◆ **What the task requires**
Reproduce the records below exactly, leaving their images out.
*** Opening of Input material ***
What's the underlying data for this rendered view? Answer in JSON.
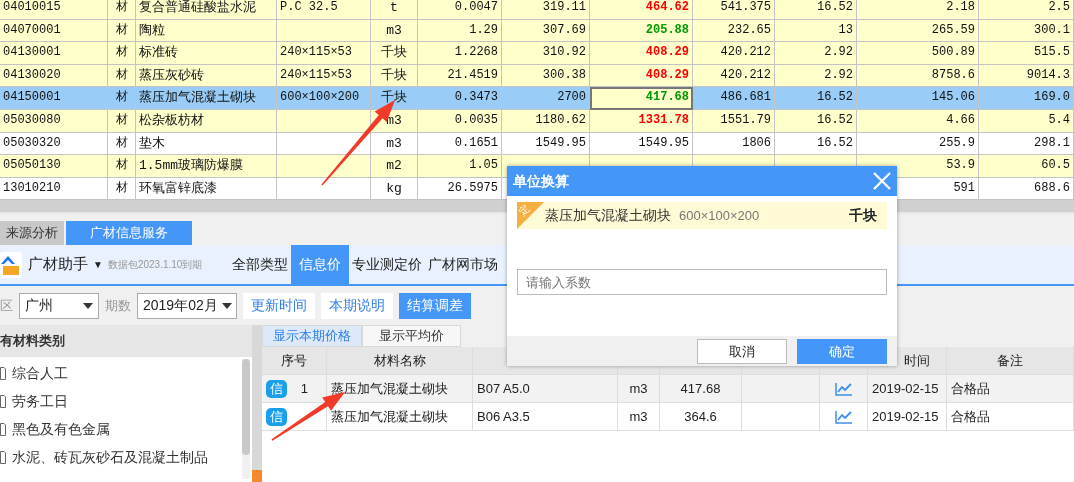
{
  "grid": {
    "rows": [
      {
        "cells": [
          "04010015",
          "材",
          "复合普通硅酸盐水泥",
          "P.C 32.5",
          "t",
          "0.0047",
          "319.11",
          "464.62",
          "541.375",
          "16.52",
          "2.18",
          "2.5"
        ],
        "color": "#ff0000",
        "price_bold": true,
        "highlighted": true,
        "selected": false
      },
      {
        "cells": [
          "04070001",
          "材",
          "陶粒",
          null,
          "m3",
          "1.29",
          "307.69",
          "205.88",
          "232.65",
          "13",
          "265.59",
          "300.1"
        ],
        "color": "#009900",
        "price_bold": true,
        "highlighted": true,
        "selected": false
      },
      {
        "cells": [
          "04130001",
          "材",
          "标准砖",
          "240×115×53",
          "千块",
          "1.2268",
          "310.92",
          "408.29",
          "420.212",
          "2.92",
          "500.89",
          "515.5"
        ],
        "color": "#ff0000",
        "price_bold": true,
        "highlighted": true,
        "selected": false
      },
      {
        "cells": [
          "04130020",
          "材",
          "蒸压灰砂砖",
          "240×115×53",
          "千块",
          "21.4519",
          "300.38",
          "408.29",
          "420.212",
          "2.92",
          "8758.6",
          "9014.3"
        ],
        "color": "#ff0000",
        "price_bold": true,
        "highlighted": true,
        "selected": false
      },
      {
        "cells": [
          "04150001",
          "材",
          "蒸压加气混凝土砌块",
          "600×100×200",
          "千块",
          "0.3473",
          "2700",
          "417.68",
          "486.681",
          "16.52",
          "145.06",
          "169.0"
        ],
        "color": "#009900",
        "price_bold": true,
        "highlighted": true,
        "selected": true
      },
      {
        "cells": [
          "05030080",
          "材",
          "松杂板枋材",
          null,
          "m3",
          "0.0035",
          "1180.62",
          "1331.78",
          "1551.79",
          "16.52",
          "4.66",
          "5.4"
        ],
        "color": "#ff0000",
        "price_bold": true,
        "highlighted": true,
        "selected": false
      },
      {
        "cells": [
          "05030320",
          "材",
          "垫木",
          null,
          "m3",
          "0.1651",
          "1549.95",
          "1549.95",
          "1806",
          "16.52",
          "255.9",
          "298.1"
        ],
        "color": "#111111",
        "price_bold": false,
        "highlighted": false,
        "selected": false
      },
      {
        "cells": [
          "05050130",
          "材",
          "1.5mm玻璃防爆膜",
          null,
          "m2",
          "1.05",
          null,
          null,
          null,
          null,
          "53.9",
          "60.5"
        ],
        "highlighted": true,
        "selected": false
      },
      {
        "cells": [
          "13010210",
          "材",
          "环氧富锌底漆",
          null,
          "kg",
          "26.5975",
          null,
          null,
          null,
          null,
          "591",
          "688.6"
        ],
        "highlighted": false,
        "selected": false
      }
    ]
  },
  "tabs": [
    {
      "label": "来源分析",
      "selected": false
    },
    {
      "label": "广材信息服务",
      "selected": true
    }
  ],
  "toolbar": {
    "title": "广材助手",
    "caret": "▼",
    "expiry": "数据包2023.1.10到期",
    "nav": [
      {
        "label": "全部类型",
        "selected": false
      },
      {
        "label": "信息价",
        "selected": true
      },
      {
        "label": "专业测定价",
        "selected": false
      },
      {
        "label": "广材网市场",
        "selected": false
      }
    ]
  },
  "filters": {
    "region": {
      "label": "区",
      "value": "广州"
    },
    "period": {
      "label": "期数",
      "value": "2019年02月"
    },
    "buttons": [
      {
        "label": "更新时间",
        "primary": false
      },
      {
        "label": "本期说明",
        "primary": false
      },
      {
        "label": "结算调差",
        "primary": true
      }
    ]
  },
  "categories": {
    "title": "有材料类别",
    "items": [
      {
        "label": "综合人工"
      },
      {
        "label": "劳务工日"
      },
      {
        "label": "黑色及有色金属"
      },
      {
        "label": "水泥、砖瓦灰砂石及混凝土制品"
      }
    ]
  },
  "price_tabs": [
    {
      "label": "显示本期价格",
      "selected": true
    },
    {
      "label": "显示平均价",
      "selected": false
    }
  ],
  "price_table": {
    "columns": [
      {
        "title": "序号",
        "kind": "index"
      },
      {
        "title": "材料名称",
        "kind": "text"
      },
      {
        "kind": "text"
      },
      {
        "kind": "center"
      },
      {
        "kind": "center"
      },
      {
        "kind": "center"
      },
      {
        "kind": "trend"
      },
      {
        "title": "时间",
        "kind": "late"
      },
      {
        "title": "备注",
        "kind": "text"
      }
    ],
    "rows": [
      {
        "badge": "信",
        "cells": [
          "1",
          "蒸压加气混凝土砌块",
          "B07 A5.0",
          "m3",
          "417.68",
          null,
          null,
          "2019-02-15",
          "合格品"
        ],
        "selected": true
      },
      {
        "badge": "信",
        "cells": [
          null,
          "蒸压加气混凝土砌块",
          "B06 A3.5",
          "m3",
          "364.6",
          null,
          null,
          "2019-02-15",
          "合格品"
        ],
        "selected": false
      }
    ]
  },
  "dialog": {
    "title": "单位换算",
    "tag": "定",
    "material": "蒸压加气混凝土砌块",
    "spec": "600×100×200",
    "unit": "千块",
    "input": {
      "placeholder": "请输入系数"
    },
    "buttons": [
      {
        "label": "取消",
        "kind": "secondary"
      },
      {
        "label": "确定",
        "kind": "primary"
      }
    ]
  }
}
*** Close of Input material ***
◆ **Response for this exercise**
What's the underlying data for this rendered view? Answer in JSON.
{
  "grid": {
    "rows": [
      {
        "cells": [
          "04010015",
          "材",
          "复合普通硅酸盐水泥",
          "P.C 32.5",
          "t",
          "0.0047",
          "319.11",
          "464.62",
          "541.375",
          "16.52",
          "2.18",
          "2.5"
        ],
        "color": "#ff0000",
        "price_bold": true,
        "highlighted": true,
        "selected": false
      },
      {
        "cells": [
          "04070001",
          "材",
          "陶粒",
          null,
          "m3",
          "1.29",
          "307.69",
          "205.88",
          "232.65",
          "13",
          "265.59",
          "300.1"
        ],
        "color": "#009900",
        "price_bold": true,
        "highlighted": true,
        "selected": false
      },
      {
        "cells": [
          "04130001",
          "材",
          "标准砖",
          "240×115×53",
          "千块",
          "1.2268",
          "310.92",
          "408.29",
          "420.212",
          "2.92",
          "500.89",
          "515.5"
        ],
        "color": "#ff0000",
        "price_bold": true,
        "highlighted": true,
        "selected": false
      },
      {
        "cells": [
          "04130020",
          "材",
          "蒸压灰砂砖",
          "240×115×53",
          "千块",
          "21.4519",
          "300.38",
          "408.29",
          "420.212",
          "2.92",
          "8758.6",
          "9014.3"
        ],
        "color": "#ff0000",
        "price_bold": true,
        "highlighted": true,
        "selected": false
      },
      {
        "cells": [
          "04150001",
          "材",
          "蒸压加气混凝土砌块",
          "600×100×200",
          "千块",
          "0.3473",
          "2700",
          "417.68",
          "486.681",
          "16.52",
          "145.06",
          "169.0"
        ],
        "color": "#009900",
        "price_bold": true,
        "highlighted": true,
        "selected": true
      },
      {
        "cells": [
          "05030080",
          "材",
          "松杂板枋材",
          null,
          "m3",
          "0.0035",
          "1180.62",
          "1331.78",
          "1551.79",
          "16.52",
          "4.66",
          "5.4"
        ],
        "color": "#ff0000",
        "price_bold": true,
        "highlighted": true,
        "selected": false
      },
      {
        "cells": [
          "05030320",
          "材",
          "垫木",
          null,
          "m3",
          "0.1651",
          "1549.95",
          "1549.95",
          "1806",
          "16.52",
          "255.9",
          "298.1"
        ],
        "color": "#111111",
        "price_bold": false,
        "highlighted": false,
        "selected": false
      },
      {
        "cells": [
          "05050130",
          "材",
          "1.5mm玻璃防爆膜",
          null,
          "m2",
          "1.05",
          null,
          null,
          null,
          null,
          "53.9",
          "60.5"
        ],
        "highlighted": true,
        "selected": false
      },
      {
        "cells": [
          "13010210",
          "材",
          "环氧富锌底漆",
          null,
          "kg",
          "26.5975",
          null,
          null,
          null,
          null,
          "591",
          "688.6"
        ],
        "highlighted": false,
        "selected": false
      }
    ]
  },
  "tabs": [
    {
      "label": "来源分析",
      "selected": false
    },
    {
      "label": "广材信息服务",
      "selected": true
    }
  ],
  "toolbar": {
    "title": "广材助手",
    "caret": "▼",
    "expiry": "数据包2023.1.10到期",
    "nav": [
      {
        "label": "全部类型",
        "selected": false
      },
      {
        "label": "信息价",
        "selected": true
      },
      {
        "label": "专业测定价",
        "selected": false
      },
      {
        "label": "广材网市场",
        "selected": false
      }
    ]
  },
  "filters": {
    "region": {
      "label": "区",
      "value": "广州"
    },
    "period": {
      "label": "期数",
      "value": "2019年02月"
    },
    "buttons": [
      {
        "label": "更新时间",
        "primary": false
      },
      {
        "label": "本期说明",
        "primary": false
      },
      {
        "label": "结算调差",
        "primary": true
      }
    ]
  },
  "categories": {
    "title": "有材料类别",
    "items": [
      {
        "label": "综合人工"
      },
      {
        "label": "劳务工日"
      },
      {
        "label": "黑色及有色金属"
      },
      {
        "label": "水泥、砖瓦灰砂石及混凝土制品"
      }
    ]
  },
  "price_tabs": [
    {
      "label": "显示本期价格",
      "selected": true
    },
    {
      "label": "显示平均价",
      "selected": false
    }
  ],
  "price_table": {
    "columns": [
      {
        "title": "序号",
        "kind": "index"
      },
      {
        "title": "材料名称",
        "kind": "text"
      },
      {
        "kind": "text"
      },
      {
        "kind": "center"
      },
      {
        "kind": "center"
      },
      {
        "kind": "center"
      },
      {
        "kind": "trend"
      },
      {
        "title": "时间",
        "kind": "late"
      },
      {
        "title": "备注",
        "kind": "text"
      }
    ],
    "rows": [
      {
        "badge": "信",
        "cells": [
          "1",
          "蒸压加气混凝土砌块",
          "B07 A5.0",
          "m3",
          "417.68",
          null,
          null,
          "2019-02-15",
          "合格品"
        ],
        "selected": true
      },
      {
        "badge": "信",
        "cells": [
          null,
          "蒸压加气混凝土砌块",
          "B06 A3.5",
          "m3",
          "364.6",
          null,
          null,
          "2019-02-15",
          "合格品"
        ],
        "selected": false
      }
    ]
  },
  "dialog": {
    "title": "单位换算",
    "tag": "定",
    "material": "蒸压加气混凝土砌块",
    "spec": "600×100×200",
    "unit": "千块",
    "input": {
      "placeholder": "请输入系数"
    },
    "buttons": [
      {
        "label": "取消",
        "kind": "secondary"
      },
      {
        "label": "确定",
        "kind": "primary"
      }
    ]
  }
}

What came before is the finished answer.